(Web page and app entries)
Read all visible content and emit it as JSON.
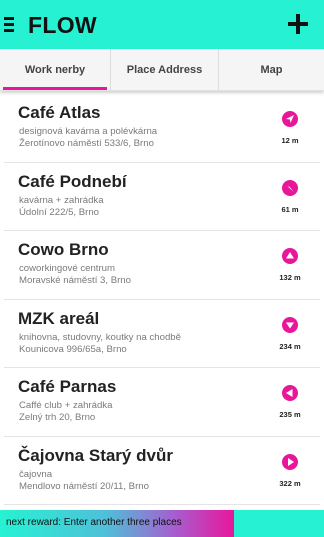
{
  "colors": {
    "accent": "#26f2d3",
    "pink": "#e8179a"
  },
  "header": {
    "title": "FLOW",
    "menu_icon": "hamburger-menu-icon",
    "add_icon": "plus-icon"
  },
  "tabs": [
    {
      "label": "Work nerby",
      "active": true
    },
    {
      "label": "Place Address",
      "active": false
    },
    {
      "label": "Map",
      "active": false
    }
  ],
  "places": [
    {
      "name": "Café Atlas",
      "description": "designová kavárna a polévkárna",
      "address": "Žerotínovo náměstí 533/6, Brno",
      "distance": "12 m",
      "direction_icon": "navigation-arrow-icon"
    },
    {
      "name": "Café Podnebí",
      "description": "kavárna + zahrádka",
      "address": "Údolní 222/5, Brno",
      "distance": "61 m",
      "direction_icon": "navigation-arrow-icon"
    },
    {
      "name": "Cowo Brno",
      "description": "coworkingové centrum",
      "address": "Moravské náměstí 3, Brno",
      "distance": "132 m",
      "direction_icon": "navigation-arrow-icon"
    },
    {
      "name": "MZK areál",
      "description": "knihovna, studovny, koutky na chodbě",
      "address": "Kounicova 996/65a, Brno",
      "distance": "234 m",
      "direction_icon": "navigation-arrow-icon"
    },
    {
      "name": "Café Parnas",
      "description": "Caffé club + zahrádka",
      "address": "Zelný trh 20, Brno",
      "distance": "235 m",
      "direction_icon": "navigation-arrow-icon"
    },
    {
      "name": "Čajovna Starý dvůr",
      "description": "čajovna",
      "address": "Mendlovo náměstí 20/11, Brno",
      "distance": "322 m",
      "direction_icon": "navigation-arrow-icon"
    }
  ],
  "footer": {
    "reward_text": "next reward: Enter another three places"
  }
}
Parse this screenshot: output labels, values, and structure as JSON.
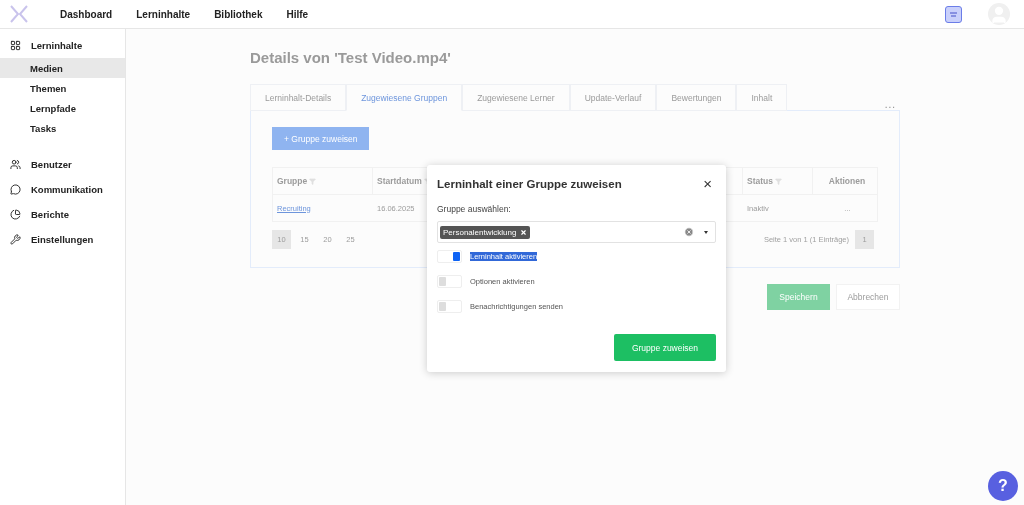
{
  "header": {
    "nav": [
      {
        "label": "Dashboard"
      },
      {
        "label": "Lerninhalte"
      },
      {
        "label": "Bibliothek"
      },
      {
        "label": "Hilfe"
      }
    ]
  },
  "sidebar": {
    "items": [
      {
        "label": "Lerninhalte",
        "selected": false,
        "children": [
          {
            "label": "Medien",
            "selected": true
          },
          {
            "label": "Themen",
            "selected": false
          },
          {
            "label": "Lernpfade",
            "selected": false
          },
          {
            "label": "Tasks",
            "selected": false
          }
        ]
      },
      {
        "label": "Benutzer",
        "selected": false
      },
      {
        "label": "Kommunikation",
        "selected": false
      },
      {
        "label": "Berichte",
        "selected": false
      },
      {
        "label": "Einstellungen",
        "selected": false
      }
    ]
  },
  "page": {
    "title": "Details von 'Test Video.mp4'",
    "tabs": [
      {
        "label": "Lerninhalt-Details",
        "selected": false
      },
      {
        "label": "Zugewiesene Gruppen",
        "selected": true
      },
      {
        "label": "Zugewiesene Lerner",
        "selected": false
      },
      {
        "label": "Update-Verlauf",
        "selected": false
      },
      {
        "label": "Bewertungen",
        "selected": false
      },
      {
        "label": "Inhalt",
        "selected": false
      }
    ],
    "more": "...",
    "add_button": "+ Gruppe zuweisen",
    "table": {
      "columns": [
        "Gruppe",
        "Startdatum",
        "",
        "Status",
        "Aktionen"
      ],
      "rows": [
        {
          "group": "Recruiting",
          "start": "16.06.2025",
          "status": "Inaktiv",
          "actions": "..."
        }
      ]
    },
    "page_sizes": [
      {
        "label": "10",
        "selected": true
      },
      {
        "label": "15",
        "selected": false
      },
      {
        "label": "20",
        "selected": false
      },
      {
        "label": "25",
        "selected": false
      }
    ],
    "page_info": "Seite 1 von 1 (1 Einträge)",
    "pages": [
      {
        "label": "1",
        "selected": true
      }
    ],
    "save": "Speichern",
    "cancel": "Abbrechen"
  },
  "dialog": {
    "title": "Lerninhalt einer Gruppe zuweisen",
    "close": "×",
    "select_label": "Gruppe auswählen:",
    "tags": [
      {
        "label": "Personalentwicklung"
      }
    ],
    "toggles": [
      {
        "label": "Lerninhalt aktivieren",
        "on": true,
        "highlighted": true
      },
      {
        "label": "Optionen aktivieren",
        "on": false,
        "highlighted": false
      },
      {
        "label": "Benachrichtigungen senden",
        "on": false,
        "highlighted": false
      }
    ],
    "submit": "Gruppe zuweisen"
  },
  "help": "?"
}
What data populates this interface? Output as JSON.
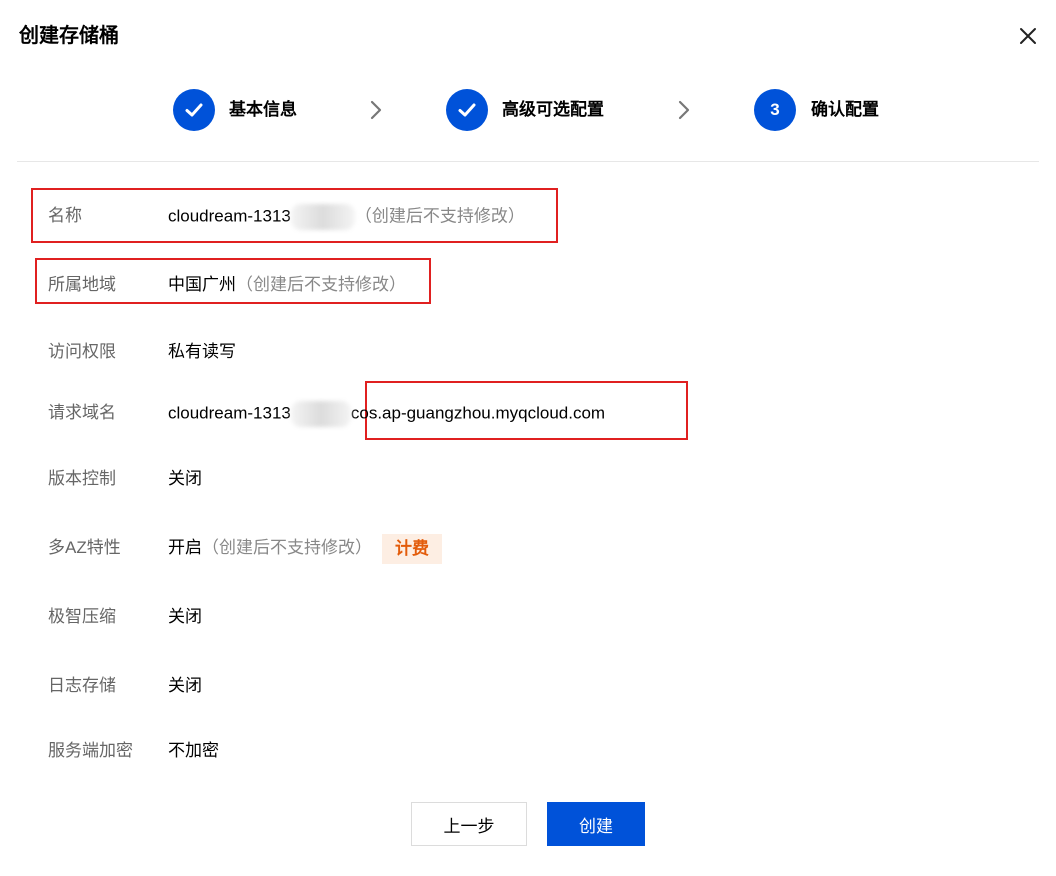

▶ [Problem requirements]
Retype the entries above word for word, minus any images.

▶ [Worked solution]
Read all visible content and emit it as JSON.
{
  "colors": {
    "accent": "#26f2d3",
    "pink": "#e8179a"
  },
  "header": {
    "title": "FLOW",
    "menu_icon": "hamburger-menu-icon",
    "add_icon": "plus-icon"
  },
  "tabs": [
    {
      "label": "Work nerby",
      "active": true
    },
    {
      "label": "Place Address",
      "active": false
    },
    {
      "label": "Map",
      "active": false
    }
  ],
  "places": [
    {
      "name": "Café Atlas",
      "description": "designová kavárna a polévkárna",
      "address": "Žerotínovo náměstí 533/6, Brno",
      "distance": "12 m",
      "direction_icon": "navigation-arrow-icon"
    },
    {
      "name": "Café Podnebí",
      "description": "kavárna + zahrádka",
      "address": "Údolní 222/5, Brno",
      "distance": "61 m",
      "direction_icon": "navigation-arrow-icon"
    },
    {
      "name": "Cowo Brno",
      "description": "coworkingové centrum",
      "address": "Moravské náměstí 3, Brno",
      "distance": "132 m",
      "direction_icon": "navigation-arrow-icon"
    },
    {
      "name": "MZK areál",
      "description": "knihovna, studovny, koutky na chodbě",
      "address": "Kounicova 996/65a, Brno",
      "distance": "234 m",
      "direction_icon": "navigation-arrow-icon"
    },
    {
      "name": "Café Parnas",
      "description": "Caffé club + zahrádka",
      "address": "Zelný trh 20, Brno",
      "distance": "235 m",
      "direction_icon": "navigation-arrow-icon"
    },
    {
      "name": "Čajovna Starý dvůr",
      "description": "čajovna",
      "address": "Mendlovo náměstí 20/11, Brno",
      "distance": "322 m",
      "direction_icon": "navigation-arrow-icon"
    }
  ],
  "footer": {
    "reward_text": "next reward: Enter another three places"
  }
}
Parse this screenshot: output labels, values, and structure as JSON.
{
  "header": {
    "nav": [
      {
        "label": "Dashboard"
      },
      {
        "label": "Lerninhalte"
      },
      {
        "label": "Bibliothek"
      },
      {
        "label": "Hilfe"
      }
    ]
  },
  "sidebar": {
    "items": [
      {
        "label": "Lerninhalte",
        "selected": false,
        "children": [
          {
            "label": "Medien",
            "selected": true
          },
          {
            "label": "Themen",
            "selected": false
          },
          {
            "label": "Lernpfade",
            "selected": false
          },
          {
            "label": "Tasks",
            "selected": false
          }
        ]
      },
      {
        "label": "Benutzer",
        "selected": false
      },
      {
        "label": "Kommunikation",
        "selected": false
      },
      {
        "label": "Berichte",
        "selected": false
      },
      {
        "label": "Einstellungen",
        "selected": false
      }
    ]
  },
  "page": {
    "title": "Details von 'Test Video.mp4'",
    "tabs": [
      {
        "label": "Lerninhalt-Details",
        "selected": false
      },
      {
        "label": "Zugewiesene Gruppen",
        "selected": true
      },
      {
        "label": "Zugewiesene Lerner",
        "selected": false
      },
      {
        "label": "Update-Verlauf",
        "selected": false
      },
      {
        "label": "Bewertungen",
        "selected": false
      },
      {
        "label": "Inhalt",
        "selected": false
      }
    ],
    "more": "...",
    "add_button": "+ Gruppe zuweisen",
    "table": {
      "columns": [
        "Gruppe",
        "Startdatum",
        "",
        "Status",
        "Aktionen"
      ],
      "rows": [
        {
          "group": "Recruiting",
          "start": "16.06.2025",
          "status": "Inaktiv",
          "actions": "..."
        }
      ]
    },
    "page_sizes": [
      {
        "label": "10",
        "selected": true
      },
      {
        "label": "15",
        "selected": false
      },
      {
        "label": "20",
        "selected": false
      },
      {
        "label": "25",
        "selected": false
      }
    ],
    "page_info": "Seite 1 von 1 (1 Einträge)",
    "pages": [
      {
        "label": "1",
        "selected": true
      }
    ],
    "save": "Speichern",
    "cancel": "Abbrechen"
  },
  "dialog": {
    "title": "Lerninhalt einer Gruppe zuweisen",
    "close": "×",
    "select_label": "Gruppe auswählen:",
    "tags": [
      {
        "label": "Personalentwicklung"
      }
    ],
    "toggles": [
      {
        "label": "Lerninhalt aktivieren",
        "on": true,
        "highlighted": true
      },
      {
        "label": "Optionen aktivieren",
        "on": false,
        "highlighted": false
      },
      {
        "label": "Benachrichtigungen senden",
        "on": false,
        "highlighted": false
      }
    ],
    "submit": "Gruppe zuweisen"
  },
  "help": "?"
}
What data populates this interface? Output as JSON.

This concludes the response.